The Reality

This powerful insight into the effect of COVID-19 on the critical care workforce has been written by a TVS member who’s location and identity have been withheld to protect privacy.

“We have practiced the technique of proning critically ill adults for many years and always approach this method from a multidisciplinary team approach, with a sound evidence base. Our critical care workforce, although not experienced in caring for patients diagnosed with Covid-19, are therefore highly experienced and experts in the technique of proning patients. But what Covid-19 did was stretch and dilute our critical care workforce.


Strangers, Friends & Family – Helping Key Workers during COVID-19!

Read the latest blog from Linda Primmer, TVS Chair & Community TVN, on strangers, family and friends helping key workers during COVID-19

I am sure, like me, you have been amazed by the generous support the British public has demonstrated for key workers across the UK during this challenging time.

Within my immediate ‘wee world’ in Edinburgh alone, the following remarkable quiet acts of generosity have been exhibited by family, friends and strangers from across the UK.

‘Laser Kate’ (Instagram @_laser.kate_) from Kent (Teacher, mum & handicrafter extraordinaire)

Kate has been cutting away with her laser plane to make these great wee mask extender gadgets using a template from a designer in the USA who has generously made the design open access/free to use. Click here to find out more.

You can imagine my excitement when I saw how SKIN INTEGRITY and COMFORT is aided when wearing masks that hook behind the ear – friction, shear and pressure are easily prevented. Colleagues constantly remark how they help prevent ‘sore ears’ and keep the mask from slipping off their nose and mouth. Being made from acrylic they can be wiped with / soaked in cleansing solutions. (more…)

It’s OK not to be OK

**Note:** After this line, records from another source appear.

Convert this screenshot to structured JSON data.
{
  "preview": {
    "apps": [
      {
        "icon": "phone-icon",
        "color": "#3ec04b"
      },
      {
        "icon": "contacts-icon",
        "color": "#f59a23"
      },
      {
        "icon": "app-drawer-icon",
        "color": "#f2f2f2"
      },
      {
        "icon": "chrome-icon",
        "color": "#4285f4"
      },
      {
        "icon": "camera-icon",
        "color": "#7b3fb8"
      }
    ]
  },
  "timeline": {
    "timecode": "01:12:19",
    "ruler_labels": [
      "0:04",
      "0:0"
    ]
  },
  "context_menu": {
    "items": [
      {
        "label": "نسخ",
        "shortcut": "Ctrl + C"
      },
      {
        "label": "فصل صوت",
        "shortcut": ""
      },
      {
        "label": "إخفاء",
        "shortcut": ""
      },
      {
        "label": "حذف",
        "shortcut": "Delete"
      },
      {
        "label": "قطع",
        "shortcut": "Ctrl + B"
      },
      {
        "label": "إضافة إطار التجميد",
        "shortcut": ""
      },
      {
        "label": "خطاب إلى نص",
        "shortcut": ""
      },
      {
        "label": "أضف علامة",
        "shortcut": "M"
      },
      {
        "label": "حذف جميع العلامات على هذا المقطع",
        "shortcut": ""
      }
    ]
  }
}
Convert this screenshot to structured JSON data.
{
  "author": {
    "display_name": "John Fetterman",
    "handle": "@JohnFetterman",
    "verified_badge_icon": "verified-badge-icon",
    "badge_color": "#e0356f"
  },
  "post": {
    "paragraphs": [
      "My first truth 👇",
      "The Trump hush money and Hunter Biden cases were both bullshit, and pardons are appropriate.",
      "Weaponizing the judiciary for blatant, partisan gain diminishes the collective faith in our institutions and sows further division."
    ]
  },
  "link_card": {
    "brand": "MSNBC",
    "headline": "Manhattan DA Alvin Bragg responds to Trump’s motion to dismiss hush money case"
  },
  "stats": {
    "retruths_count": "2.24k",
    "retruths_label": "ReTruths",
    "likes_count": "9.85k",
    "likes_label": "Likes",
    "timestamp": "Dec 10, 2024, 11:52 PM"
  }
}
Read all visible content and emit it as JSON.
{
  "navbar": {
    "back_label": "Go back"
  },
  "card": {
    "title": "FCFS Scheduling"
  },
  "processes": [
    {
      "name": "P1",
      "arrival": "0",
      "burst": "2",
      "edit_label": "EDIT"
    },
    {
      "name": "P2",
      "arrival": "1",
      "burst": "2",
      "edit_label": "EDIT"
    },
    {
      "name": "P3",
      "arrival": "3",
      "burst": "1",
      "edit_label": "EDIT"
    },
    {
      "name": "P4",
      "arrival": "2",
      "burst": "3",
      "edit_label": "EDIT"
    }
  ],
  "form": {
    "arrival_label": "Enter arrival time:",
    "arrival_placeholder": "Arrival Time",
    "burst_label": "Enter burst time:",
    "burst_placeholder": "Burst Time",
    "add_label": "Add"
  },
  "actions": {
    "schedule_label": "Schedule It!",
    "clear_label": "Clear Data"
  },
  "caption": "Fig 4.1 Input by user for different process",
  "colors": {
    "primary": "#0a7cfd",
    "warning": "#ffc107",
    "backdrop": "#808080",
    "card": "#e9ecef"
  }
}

Welcome to a guest blog written by Dr Leanne Atkin, Vascular Nurse Specialist, Mid Yorkshire NHS Trust. Lecturer University of Huddersfield

“It sometimes feels like I am in a parallel universe!  Society around me seems to be having extended holidays, family BBQs, street parties and days out at the beach. I am rather sick of seeing peoples’ social media posts about having time to take up a new hobby, getting fit and spring cleaning their houses. For me (and many of you) working life continues. Our Vascular Service is quieter than normal but never has it been so emotionally challenging.


The importance of the Tissue Viability Society’s Trustee election – voting closes 7th June

Read the latest blog from Tina Chambers, Clinical Nurse Specialist in Tissue Viability, on the importance of the 2020 TVS Trustee Elections

“For the first time in many years the TVS is required to hold a ballot to elect our new trustees. Whilst we could have had an election each year, for as long as I can remember, those that have applied have been elected unopposed. This is a very positive thing for our Society as it demonstrates that there are members who wish to serve and guide the future of their Society. The TVS is owned and run by members – this is our 40th year which is a great landmark.